- Emotional management is important. Depending on the positions of the stakeholders, the stakes are different. Faced with water pollution caused by a factory, a plant manager may see the mistake of a few workers who have not followed a procedure and will be punished. He or she would want to move on. Local residents will be able to see the destruction of crops that are supposed to support entire families over a year. Financial compensation will not be enough to compensate for the emotional loss associated with a wasted whole year’s work, for example, or the potential impact on health.
- Financial considerations also influence the management of a controversy. Take the case of pesticides. These products use chemical agents developed during the First World War, and manufactured to have a harmful effect on humans. Despite various alterations and changes in formulas, the origin and nature of these components raise obvious health questions for any agricultural worker or gardener exposed on a regular basis. Yet, trials have been going on for decades and the management of the associated controversies is quite different. The financial stakes in terms of compensation are high. However, controversies remain and the acceptability of pesticides remains high, up to the point of gradually amending regulations to reduce their lists and uses…

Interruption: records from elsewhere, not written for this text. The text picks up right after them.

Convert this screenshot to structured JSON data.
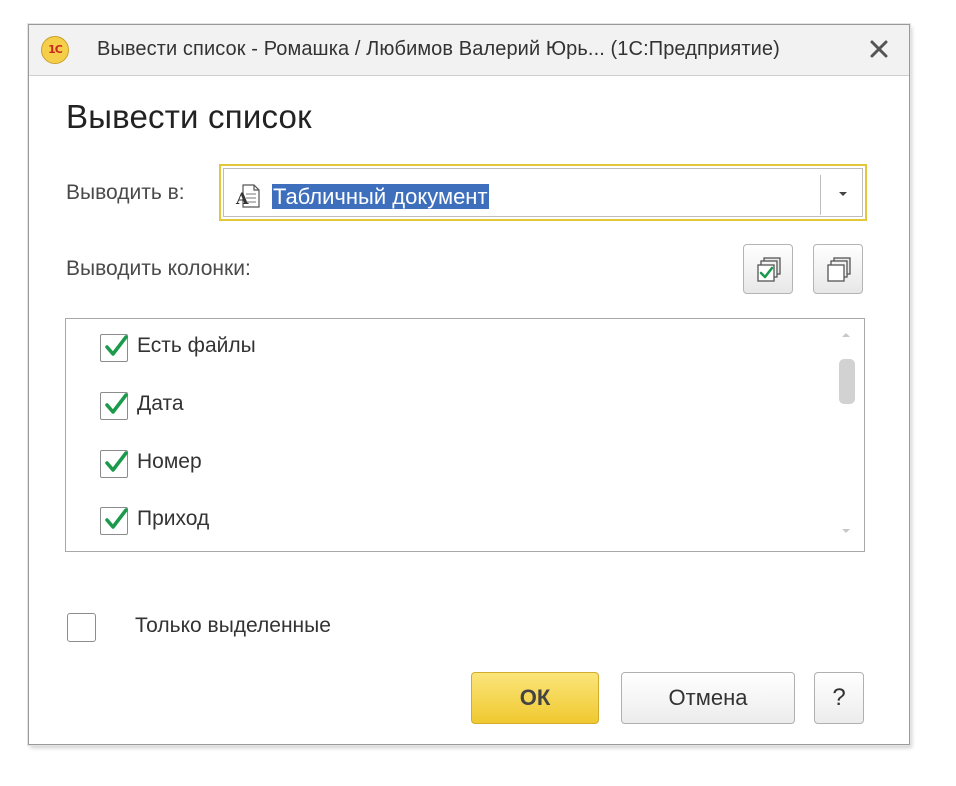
{
  "window": {
    "title": "Вывести список - Ромашка / Любимов Валерий Юрь...  (1С:Предприятие)",
    "logo_text": "1С"
  },
  "heading": "Вывести список",
  "output_to": {
    "label": "Выводить в:",
    "value": "Табличный документ"
  },
  "columns": {
    "label": "Выводить колонки:",
    "items": [
      {
        "label": "Есть файлы",
        "checked": true
      },
      {
        "label": "Дата",
        "checked": true
      },
      {
        "label": "Номер",
        "checked": true
      },
      {
        "label": "Приход",
        "checked": true
      }
    ]
  },
  "only_selected": {
    "label": "Только выделенные",
    "checked": false
  },
  "buttons": {
    "ok": "ОК",
    "cancel": "Отмена",
    "help": "?"
  },
  "colors": {
    "accent_yellow": "#f0c930",
    "selection_blue": "#3e6fbd",
    "check_green": "#1a9a4a"
  }
}
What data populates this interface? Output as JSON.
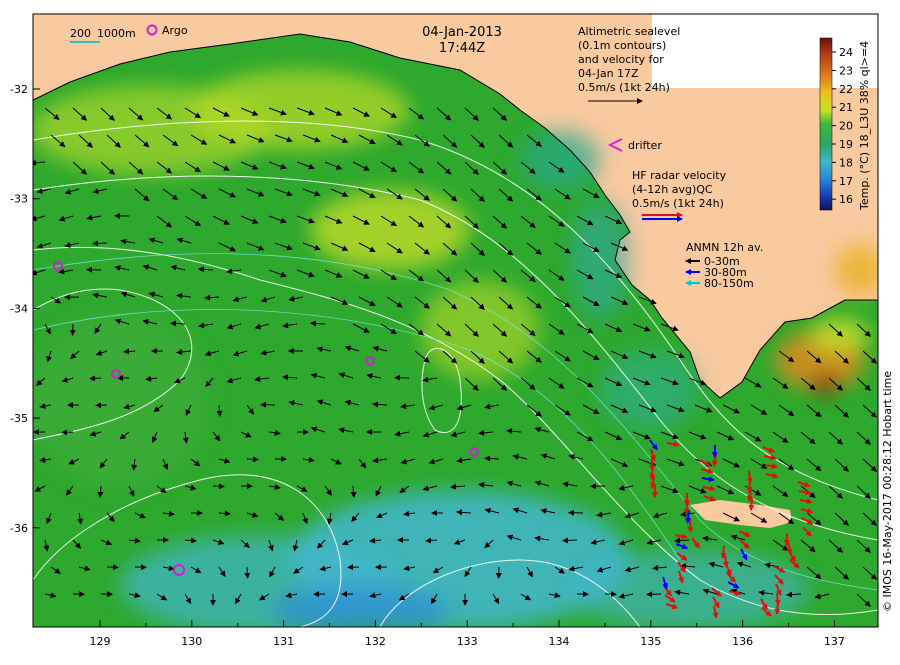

Responsible management of controversies. Lessons learned
Thus, the management of controversies raises methodological questions for stakeholders in order to reduce differences of opinion and to learn from them in order to reduce any risk of occurrence.
1. Inclusion of a relevant stakeholder ecosystem
The formation of an ecosystem of stakeholders with a diversity of perspectives on practices or events is essential. Without taboos, it allows to explore all aspects, compare facts and figures.
Emotional or financial issues sometimes make this work difficult or even impossible. However, creativity, qualitative and quantitative methods of investigation and stakeholder consultation can make it possible to overcome these difficulties as much as possible. In the context of judicial or extra-judicial investigations, mediation forums offer the possibility of comparing points of view.
2. Risk mapping and occurrences
Stakeholder agreement on a cause tree helps to identify the different factors that led to a controversial practice or event.
A cause tree can take up a set of elements at the root of an ignorance of a problem, or an asymmetry of information, in order to precisely map the areas that prevent the risk from occurring. By working in this way on issues of working conditions in factories (overtime), we can quickly question, for example:
- Transmission and management of orders between customer and supplier
- Organization of work in the supply chain
- Training of local management
- Employee directives and training subject to unpaid overtime
- Tracking of hours and follow-up on complaint procedure
Conclusion: Responsible management of controversies, a question of method and transparency
A cause tree will reveal a set of factors on which to work on, both to reduce the asymmetry of information between stakeholders, and to study the corrective measures needed to reduce the occurrence in question.
- First of all, in an over-connected world, there is no point in trying to hide anymore. Any employee has a phone with a camera and can publish information anonymously on social networks. Thus, it has become imperative to play the transparency card for companies
- In addition, methodological management is essential. It not only makes it possible to conduct an analysis based on the broadest possible collective intelligence, it also makes it possible to provide a rational reflection on a practice or event in order to determine its seriousness, and then to draw lessons that will reduce the risk that the events or problems identified may recur over time
- Finally, the management of controversies must not be limited to a particular geographical or cultural reality. If a controversy reveals an unacceptable practice, managing that controversy will mean ensuring that practices in all activities are improved, regardless of local differences.